Virginia Cavalry FC, a proposed minor league soccer team that had hoped to begin play in the North American Soccer League next year, has announced it isn’t going to make it in 2014, and will now set its sights on 2015.
The Cavalry join the long-awaited Loudoun Hounds minor league baseball team on the sidelines for next season, in the latest setback announced by the two teams’ ownership, VIP Sports & Entertainment. The Hounds on Monday announced what the State of NoVa told you in October, that they will not be ready for next season. In addition, the founder of VIP and the driving force behind the two teams, Bob Farren, stepped down last month as head of the operation. The Cavalry’s announcement was first reported by the Loudoun Times-Mirror.
The Cavalry hoped to join the NASL, which is the tier below Major League Soccer, and as recently as last month was negotiating with George Mason University to play some of its home games in Fairfax. That apparently didn’t work out, and in a statement released Friday, principal Cavalry owner Joe Travez said: “With a number of variables regarding our stadium and having exhausted numerous alternative Northern Virginia venues, it is best for the team and the League to wait one more year to begin play. This was a difficult decision, but we owe it to our fans and our club’s future to start in as strong a position possible. You only have one time to make a first impression.”

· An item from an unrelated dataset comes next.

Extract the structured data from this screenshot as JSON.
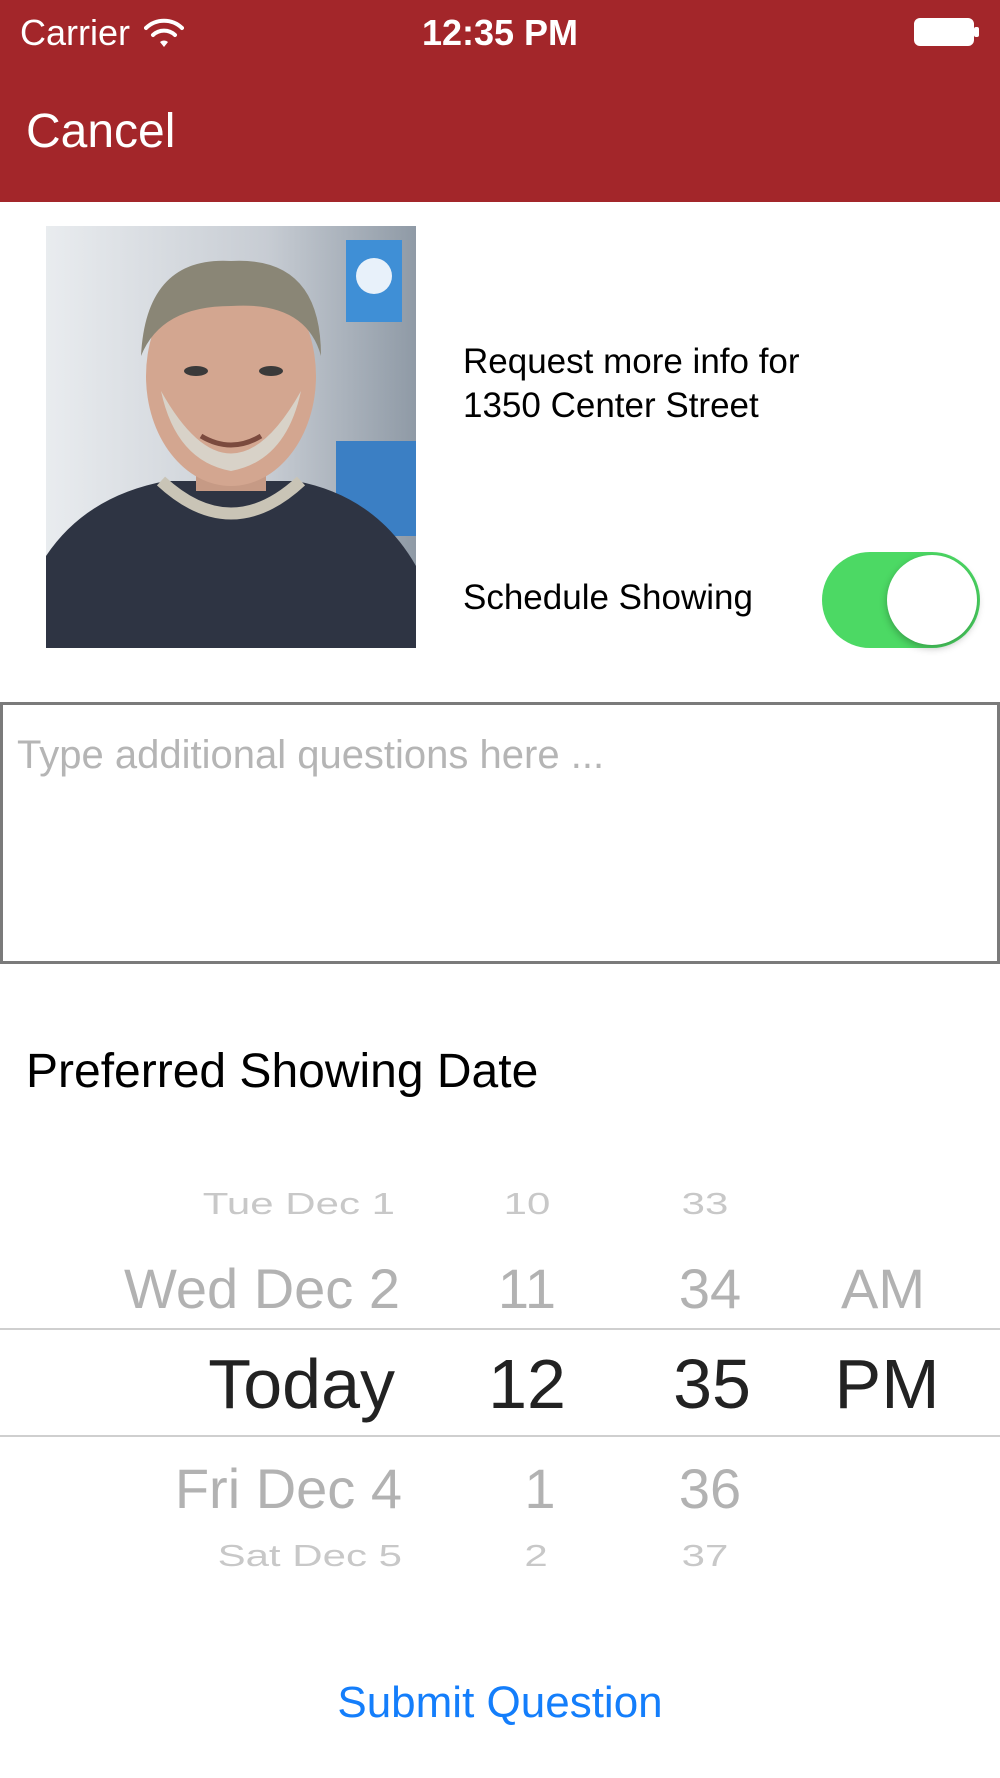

Ah yes, the stadium, Edelman Financial Field. Winter is here and we’re still not seeing much infrastructure, though on Monday team spokesman David D’Onofrio said the construction on the site, at One Loudoun near the intersection of Route 7 and the Loudoun County Parkway, is stadium-related. But now that both the Hounds and the Cavalry have postponed their debuts to 2015, the rush to build is now postponed as well. For now.
In other Cavalry news, the team has named former D.C. United goalkeeper Mark Simpson as its general manager. In October, The Post’s Steve Goff reported that U.S. soccer great John Harkes, who lives in Fairfax, was in talks to be the Cavalry coach. Simpson said in a news release: “We have worked long and hard to create the mission and vision of Cavalry FC and we are fully committed to putting a product on the field we can all be proud of and our fans can fully support.”
This is the first postponed season for the Cavalry, who were first announced in November 2012, and the third for the Hounds, who originally had hoped to begin play in the independent Atlantic League in 2012.